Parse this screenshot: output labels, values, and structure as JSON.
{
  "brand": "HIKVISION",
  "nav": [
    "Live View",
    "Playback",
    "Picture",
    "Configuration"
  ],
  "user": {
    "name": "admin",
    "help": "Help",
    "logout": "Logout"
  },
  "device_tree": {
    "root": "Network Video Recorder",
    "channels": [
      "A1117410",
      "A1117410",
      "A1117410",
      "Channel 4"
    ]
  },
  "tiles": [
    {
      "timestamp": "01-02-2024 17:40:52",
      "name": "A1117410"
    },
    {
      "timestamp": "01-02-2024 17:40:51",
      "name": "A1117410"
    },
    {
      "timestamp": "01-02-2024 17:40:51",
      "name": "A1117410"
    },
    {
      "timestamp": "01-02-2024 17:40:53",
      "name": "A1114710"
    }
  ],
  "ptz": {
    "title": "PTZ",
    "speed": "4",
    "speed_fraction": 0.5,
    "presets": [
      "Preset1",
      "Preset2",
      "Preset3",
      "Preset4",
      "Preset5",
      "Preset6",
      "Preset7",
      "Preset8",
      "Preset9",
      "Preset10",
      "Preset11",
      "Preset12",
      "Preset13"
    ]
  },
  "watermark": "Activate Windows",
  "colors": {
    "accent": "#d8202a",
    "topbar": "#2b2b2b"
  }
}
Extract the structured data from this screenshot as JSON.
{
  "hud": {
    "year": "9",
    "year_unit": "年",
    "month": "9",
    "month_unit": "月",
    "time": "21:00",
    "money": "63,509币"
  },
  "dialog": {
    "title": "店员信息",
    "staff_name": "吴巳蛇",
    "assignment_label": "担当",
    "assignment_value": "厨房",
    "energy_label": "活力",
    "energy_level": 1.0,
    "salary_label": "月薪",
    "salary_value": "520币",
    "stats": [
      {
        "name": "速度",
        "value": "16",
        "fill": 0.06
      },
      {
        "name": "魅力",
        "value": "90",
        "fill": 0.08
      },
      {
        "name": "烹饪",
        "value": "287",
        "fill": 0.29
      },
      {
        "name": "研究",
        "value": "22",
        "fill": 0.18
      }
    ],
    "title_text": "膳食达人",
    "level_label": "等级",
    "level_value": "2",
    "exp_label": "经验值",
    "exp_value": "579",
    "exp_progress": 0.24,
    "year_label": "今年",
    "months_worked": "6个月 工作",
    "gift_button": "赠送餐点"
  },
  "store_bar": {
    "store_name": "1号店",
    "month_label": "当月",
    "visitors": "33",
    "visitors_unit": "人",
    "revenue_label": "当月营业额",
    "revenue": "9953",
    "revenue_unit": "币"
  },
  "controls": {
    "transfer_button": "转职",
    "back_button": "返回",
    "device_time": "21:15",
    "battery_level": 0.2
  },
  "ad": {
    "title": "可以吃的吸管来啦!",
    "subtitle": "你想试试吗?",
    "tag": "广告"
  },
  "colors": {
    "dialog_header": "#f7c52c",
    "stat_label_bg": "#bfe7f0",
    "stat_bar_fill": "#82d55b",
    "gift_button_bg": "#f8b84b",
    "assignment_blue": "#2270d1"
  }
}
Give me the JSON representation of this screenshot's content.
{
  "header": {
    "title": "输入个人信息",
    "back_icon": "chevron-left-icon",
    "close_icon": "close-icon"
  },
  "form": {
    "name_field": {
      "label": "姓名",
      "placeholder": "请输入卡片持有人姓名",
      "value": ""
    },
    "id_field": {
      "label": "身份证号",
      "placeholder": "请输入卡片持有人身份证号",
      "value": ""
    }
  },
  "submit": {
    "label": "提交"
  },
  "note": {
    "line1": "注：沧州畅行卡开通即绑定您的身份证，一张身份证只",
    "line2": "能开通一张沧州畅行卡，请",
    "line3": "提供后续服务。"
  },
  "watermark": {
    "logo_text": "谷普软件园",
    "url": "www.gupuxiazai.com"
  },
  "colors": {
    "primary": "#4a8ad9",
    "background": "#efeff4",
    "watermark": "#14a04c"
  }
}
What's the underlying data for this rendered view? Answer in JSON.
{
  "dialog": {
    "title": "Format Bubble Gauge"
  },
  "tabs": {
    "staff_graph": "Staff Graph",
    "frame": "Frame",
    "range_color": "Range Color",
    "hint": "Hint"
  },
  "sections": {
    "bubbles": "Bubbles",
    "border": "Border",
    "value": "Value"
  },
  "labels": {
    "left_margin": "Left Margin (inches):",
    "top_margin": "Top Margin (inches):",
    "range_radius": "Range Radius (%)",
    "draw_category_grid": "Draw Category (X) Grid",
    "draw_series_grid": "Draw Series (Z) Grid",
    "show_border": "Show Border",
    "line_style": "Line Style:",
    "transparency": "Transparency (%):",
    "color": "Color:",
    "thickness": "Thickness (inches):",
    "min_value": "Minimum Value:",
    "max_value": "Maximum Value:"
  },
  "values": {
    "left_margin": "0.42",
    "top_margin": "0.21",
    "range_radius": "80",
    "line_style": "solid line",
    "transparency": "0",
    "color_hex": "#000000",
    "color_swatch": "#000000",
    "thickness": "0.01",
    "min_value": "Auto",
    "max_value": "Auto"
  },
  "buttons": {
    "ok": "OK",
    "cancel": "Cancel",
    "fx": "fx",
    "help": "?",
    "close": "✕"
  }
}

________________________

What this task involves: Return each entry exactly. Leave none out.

Answer to the exercise:
Parse this screenshot: output labels, values, and structure as JSON.
{
  "brand": "HIKVISION",
  "nav": [
    "Live View",
    "Playback",
    "Picture",
    "Configuration"
  ],
  "user": {
    "name": "admin",
    "help": "Help",
    "logout": "Logout"
  },
  "device_tree": {
    "root": "Network Video Recorder",
    "channels": [
      "A1117410",
      "A1117410",
      "A1117410",
      "Channel 4"
    ]
  },
  "tiles": [
    {
      "timestamp": "01-02-2024 17:40:52",
      "name": "A1117410"
    },
    {
      "timestamp": "01-02-2024 17:40:51",
      "name": "A1117410"
    },
    {
      "timestamp": "01-02-2024 17:40:51",
      "name": "A1117410"
    },
    {
      "timestamp": "01-02-2024 17:40:53",
      "name": "A1114710"
    }
  ],
  "ptz": {
    "title": "PTZ",
    "speed": "4",
    "speed_fraction": 0.5,
    "presets": [
      "Preset1",
      "Preset2",
      "Preset3",
      "Preset4",
      "Preset5",
      "Preset6",
      "Preset7",
      "Preset8",
      "Preset9",
      "Preset10",
      "Preset11",
      "Preset12",
      "Preset13"
    ]
  },
  "watermark": "Activate Windows",
  "colors": {
    "accent": "#d8202a",
    "topbar": "#2b2b2b"
  }
}
Extract the structured data from this screenshot as JSON.
{
  "hud": {
    "year": "9",
    "year_unit": "年",
    "month": "9",
    "month_unit": "月",
    "time": "21:00",
    "money": "63,509币"
  },
  "dialog": {
    "title": "店员信息",
    "staff_name": "吴巳蛇",
    "assignment_label": "担当",
    "assignment_value": "厨房",
    "energy_label": "活力",
    "energy_level": 1.0,
    "salary_label": "月薪",
    "salary_value": "520币",
    "stats": [
      {
        "name": "速度",
        "value": "16",
        "fill": 0.06
      },
      {
        "name": "魅力",
        "value": "90",
        "fill": 0.08
      },
      {
        "name": "烹饪",
        "value": "287",
        "fill": 0.29
      },
      {
        "name": "研究",
        "value": "22",
        "fill": 0.18
      }
    ],
    "title_text": "膳食达人",
    "level_label": "等级",
    "level_value": "2",
    "exp_label": "经验值",
    "exp_value": "579",
    "exp_progress": 0.24,
    "year_label": "今年",
    "months_worked": "6个月 工作",
    "gift_button": "赠送餐点"
  },
  "store_bar": {
    "store_name": "1号店",
    "month_label": "当月",
    "visitors": "33",
    "visitors_unit": "人",
    "revenue_label": "当月营业额",
    "revenue": "9953",
    "revenue_unit": "币"
  },
  "controls": {
    "transfer_button": "转职",
    "back_button": "返回",
    "device_time": "21:15",
    "battery_level": 0.2
  },
  "ad": {
    "title": "可以吃的吸管来啦!",
    "subtitle": "你想试试吗?",
    "tag": "广告"
  },
  "colors": {
    "dialog_header": "#f7c52c",
    "stat_label_bg": "#bfe7f0",
    "stat_bar_fill": "#82d55b",
    "gift_button_bg": "#f8b84b",
    "assignment_blue": "#2270d1"
  }
}
Give me the JSON representation of this screenshot's content.
{
  "header": {
    "title": "输入个人信息",
    "back_icon": "chevron-left-icon",
    "close_icon": "close-icon"
  },
  "form": {
    "name_field": {
      "label": "姓名",
      "placeholder": "请输入卡片持有人姓名",
      "value": ""
    },
    "id_field": {
      "label": "身份证号",
      "placeholder": "请输入卡片持有人身份证号",
      "value": ""
    }
  },
  "submit": {
    "label": "提交"
  },
  "note": {
    "line1": "注：沧州畅行卡开通即绑定您的身份证，一张身份证只",
    "line2": "能开通一张沧州畅行卡，请",
    "line3": "提供后续服务。"
  },
  "watermark": {
    "logo_text": "谷普软件园",
    "url": "www.gupuxiazai.com"
  },
  "colors": {
    "primary": "#4a8ad9",
    "background": "#efeff4",
    "watermark": "#14a04c"
  }
}
What's the underlying data for this rendered view? Answer in JSON.
{
  "dialog": {
    "title": "Format Bubble Gauge"
  },
  "tabs": {
    "staff_graph": "Staff Graph",
    "frame": "Frame",
    "range_color": "Range Color",
    "hint": "Hint"
  },
  "sections": {
    "bubbles": "Bubbles",
    "border": "Border",
    "value": "Value"
  },
  "labels": {
    "left_margin": "Left Margin (inches):",
    "top_margin": "Top Margin (inches):",
    "range_radius": "Range Radius (%)",
    "draw_category_grid": "Draw Category (X) Grid",
    "draw_series_grid": "Draw Series (Z) Grid",
    "show_border": "Show Border",
    "line_style": "Line Style:",
    "transparency": "Transparency (%):",
    "color": "Color:",
    "thickness": "Thickness (inches):",
    "min_value": "Minimum Value:",
    "max_value": "Maximum Value:"
  },
  "values": {
    "left_margin": "0.42",
    "top_margin": "0.21",
    "range_radius": "80",
    "line_style": "solid line",
    "transparency": "0",
    "color_hex": "#000000",
    "color_swatch": "#000000",
    "thickness": "0.01",
    "min_value": "Auto",
    "max_value": "Auto"
  },
  "buttons": {
    "ok": "OK",
    "cancel": "Cancel",
    "fx": "fx",
    "help": "?",
    "close": "✕"
  }
}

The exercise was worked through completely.